Both agree it was a lot of fun making Super and working with Stuart Price. “He takes the music by the scruff of the neck,” says Tennant. “He has very good instincts for us. He knows our music like a fan. It’s very rare to meet someone who knows every song we’ve ever done.”

“He’s fun to be around,” adds Lowe “It’s a joy to go into the studio with him. There’s lots of chatting and looking at YouTube.”

Twenty-something is a song about being young in London today and comparing it to when Tennant and Lowe moved down from the north.

“It is still a very exciting city but it’s very different to when I first moved here,” says Tennant. “Now it’s all about business and money.”

Lowe adds: “I can get quite depressed around London, seeing all the places I used to go that have now gone. I was distraught when (music venue) the Astoria was pulled down. It’s like part of you is being pulled down as well.”

Another song, Inner Sanctum, was inspired after Tennant and Lowe did a show in Las Vegas. Tennant says: “We played this small gig in an electronic dance music club and found ourselves in this inner sanctum. We didn’t know why we were there or anyone in there.

“It made me think how the dream of EDM clubbing today is to get into the inner sanctum. You’ve failed if you don’t get there where the supermodels and Kanye and Kim are.

“The EDM scene is all about a champagne lifestyle whereas the rave scene was a bottle of water. That’s why we like Berlin.”

Live shows have become a big part of the Pet Shop Boys experience in recent years. So when writing new songs do the pair think about how it will work at shows?

Tennant says: “I do notice that when writing, we do say ‘Oh this will be good live’, which is something we didn’t used to say.

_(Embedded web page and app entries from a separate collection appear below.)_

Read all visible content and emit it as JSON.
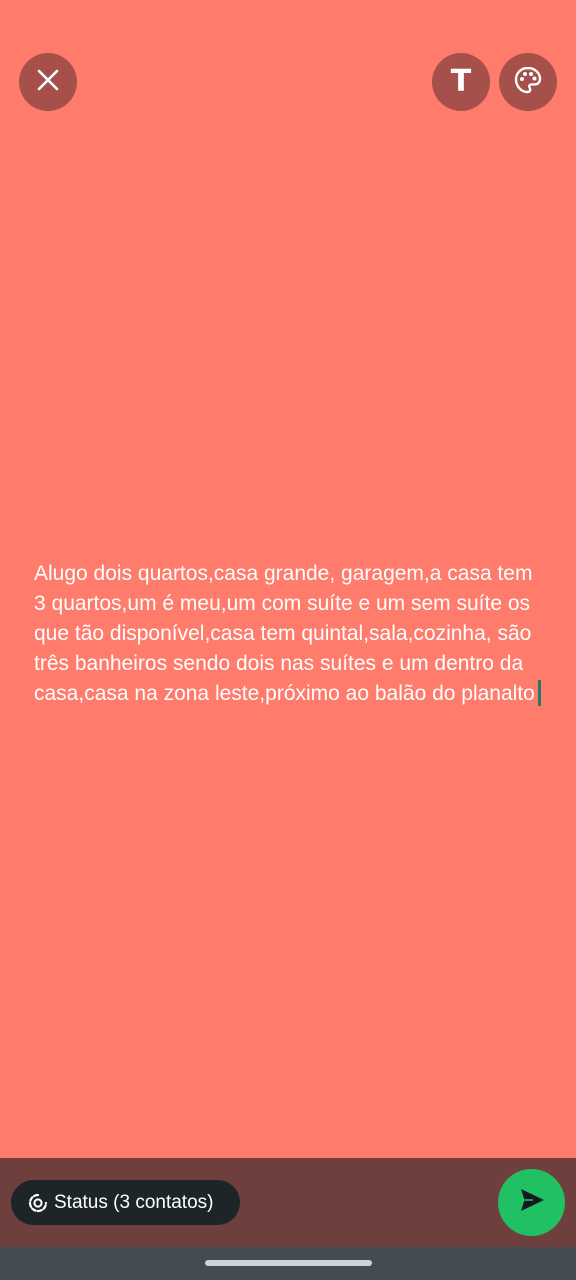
{
  "colors": {
    "background": "#ff7b6b",
    "top_button_bg": "#a5504a",
    "bottom_bar": "#6f3f3d",
    "pill_bg": "#1e2529",
    "send_button": "#21c063",
    "caret": "#1f7a6a",
    "nav_bar": "#454c51"
  },
  "toolbar": {
    "close_icon": "close-icon",
    "text_button_glyph": "T",
    "palette_icon": "palette-icon"
  },
  "status": {
    "text": "Alugo dois quartos,casa grande, garagem,a casa tem 3 quartos,um é meu,um com suíte e um sem suíte os que tão disponível,casa tem quintal,sala,cozinha, são três banheiros sendo dois nas suítes e um dentro da casa,casa na zona leste,próximo ao balão do planalto"
  },
  "footer": {
    "audience_label": "Status (3 contatos)",
    "audience_icon": "status-icon",
    "send_icon": "send-icon"
  }
}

“That’s because we never played live at the start,” laughs Lowe.

Tennant continues: “For the first few years we didn’t do concerts but when we did a show with (late director) Derek Jarman that was a big thing. We had amazing dancers from LA and we had all these costumes and clips of the seven deadly sins.

“We were ahead of our time I think. We always wanted to include theatrical elements and make a visual show like Grace Jones and David Bowie did. At first, people said it was odd but now everyone is including theatrical production.”

The extensive world tour that followed Electric was huge and their live high point. Working with award-winning stage designer Es Devlin, how do they plan to develop the Super show?

Tennant says: “Well, we are just starting work on our shows at the Royal Opera House in July.

“Es has this fantastic energy, as they say in California. She worked with U2 on their tour, which I loved. It was a staggering show.

“Es has also worked with Kanye West, Take That and she is in LA now working with Beyonce.”

“She’s even done Adele!” hoots Lowe. “How does she find the time? She has a child as well.”

On the subject of Adele, both Tennant and Lowe say there’s no doubting her vocal talents.

Tennant says: “But I wish she would just sing and stop saying, ‘I’m cr*****g myself.’ Every time she speaks on stage it’s ‘Oh I’m s****ing myself.’ It’s gross. I mean what’s this tour called? The Imodium tour?”

The Pet Shop Boys are proud of the many artists they’ve worked with including Dusty Springfield, Lady Gaga, Liza Minnelli and Tina Turner.

One special moment for the duo was working with the late David Bowie on the song Hallo Spaceboy from his 1995 album Outside.

“He was a lot of fun to work with,” says Lowe. Tennant adds: “There’s a picture of Chris and I and David and we are all laughing on it.

“He was a great person as well as an artist. He was a phenomenon. All his work was astonishing and there was something very moving about the way he hadn’t been that available for the last ten years and he was very dignified with his illness.”

So having worked with Bowie, is there anyone else they regret never getting to work with?

“Nina Simone,” says Lowe. “We always wanted to work with her.”

Tennant adds: “And we were going to work on a track she’d made but it never happened and we never met her. In fact I never saw her live though Chris did.

“There is a film coming out about her and I can’t wait to see it because she is fascinating. So that is someone we always wished we’d worked with.

“But we don’t have any real regrets. Things are too good for us right now. Everything is, well, Super.”


Taken from: The Sun
Interviewer: JACQUI SWIFT